EXERCISE OBJECTIVE: Give the entries below again exactly. Their pictures are not needed.
--
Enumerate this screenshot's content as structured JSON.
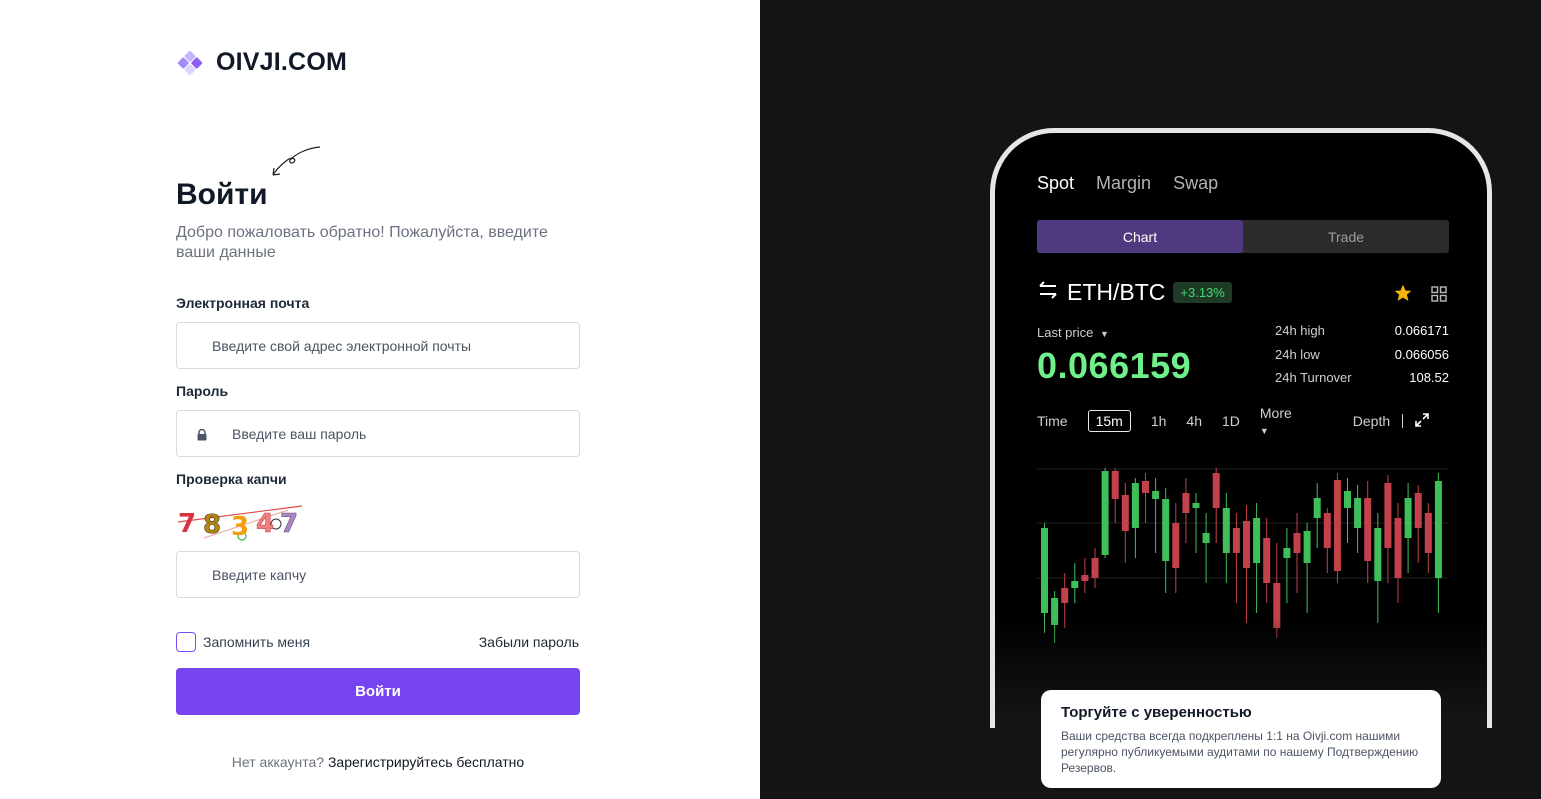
{
  "brand": {
    "name": "OIVJI.COM",
    "logo_icon": "diamond-logo-icon"
  },
  "login": {
    "title": "Войти",
    "subtitle": "Добро пожаловать обратно! Пожалуйста, введите ваши данные",
    "email_label": "Электронная почта",
    "email_placeholder": "Введите свой адрес электронной почты",
    "password_label": "Пароль",
    "password_placeholder": "Введите ваш пароль",
    "captcha_label": "Проверка капчи",
    "captcha_text": "78347",
    "captcha_placeholder": "Введите капчу",
    "remember_label": "Запомнить меня",
    "forgot_label": "Забыли пароль",
    "submit_label": "Войти",
    "no_account_text": "Нет аккаунта?",
    "signup_link": "Зарегистрируйтесь бесплатно"
  },
  "promo": {
    "tabs": [
      "Spot",
      "Margin",
      "Swap"
    ],
    "active_tab": "Spot",
    "segment": [
      "Chart",
      "Trade"
    ],
    "pair": "ETH/BTC",
    "change": "+3.13%",
    "last_price_label": "Last price",
    "last_price": "0.066159",
    "stats": [
      {
        "label": "24h high",
        "value": "0.066171"
      },
      {
        "label": "24h low",
        "value": "0.066056"
      },
      {
        "label": "24h Turnover",
        "value": "108.52"
      }
    ],
    "timeframes": [
      "Time",
      "15m",
      "1h",
      "4h",
      "1D",
      "More"
    ],
    "active_timeframe": "15m",
    "depth_label": "Depth",
    "card_title": "Торгуйте с уверенностью",
    "card_text": "Ваши средства всегда подкреплены 1:1 на Oivji.com нашими регулярно публикуемыми аудитами по нашему Подтверждению Резервов.",
    "colors": {
      "up": "#3fbf5a",
      "down": "#c2414a",
      "accent": "#7744f2"
    }
  }
}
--
RESPONSE:
Enumerate this screenshot's content as structured JSON.
{
  "brand": {
    "name": "OIVJI.COM",
    "logo_icon": "diamond-logo-icon"
  },
  "login": {
    "title": "Войти",
    "subtitle": "Добро пожаловать обратно! Пожалуйста, введите ваши данные",
    "email_label": "Электронная почта",
    "email_placeholder": "Введите свой адрес электронной почты",
    "password_label": "Пароль",
    "password_placeholder": "Введите ваш пароль",
    "captcha_label": "Проверка капчи",
    "captcha_text": "78347",
    "captcha_placeholder": "Введите капчу",
    "remember_label": "Запомнить меня",
    "forgot_label": "Забыли пароль",
    "submit_label": "Войти",
    "no_account_text": "Нет аккаунта?",
    "signup_link": "Зарегистрируйтесь бесплатно"
  },
  "promo": {
    "tabs": [
      "Spot",
      "Margin",
      "Swap"
    ],
    "active_tab": "Spot",
    "segment": [
      "Chart",
      "Trade"
    ],
    "pair": "ETH/BTC",
    "change": "+3.13%",
    "last_price_label": "Last price",
    "last_price": "0.066159",
    "stats": [
      {
        "label": "24h high",
        "value": "0.066171"
      },
      {
        "label": "24h low",
        "value": "0.066056"
      },
      {
        "label": "24h Turnover",
        "value": "108.52"
      }
    ],
    "timeframes": [
      "Time",
      "15m",
      "1h",
      "4h",
      "1D",
      "More"
    ],
    "active_timeframe": "15m",
    "depth_label": "Depth",
    "card_title": "Торгуйте с уверенностью",
    "card_text": "Ваши средства всегда подкреплены 1:1 на Oivji.com нашими регулярно публикуемыми аудитами по нашему Подтверждению Резервов.",
    "colors": {
      "up": "#3fbf5a",
      "down": "#c2414a",
      "accent": "#7744f2"
    }
  }
}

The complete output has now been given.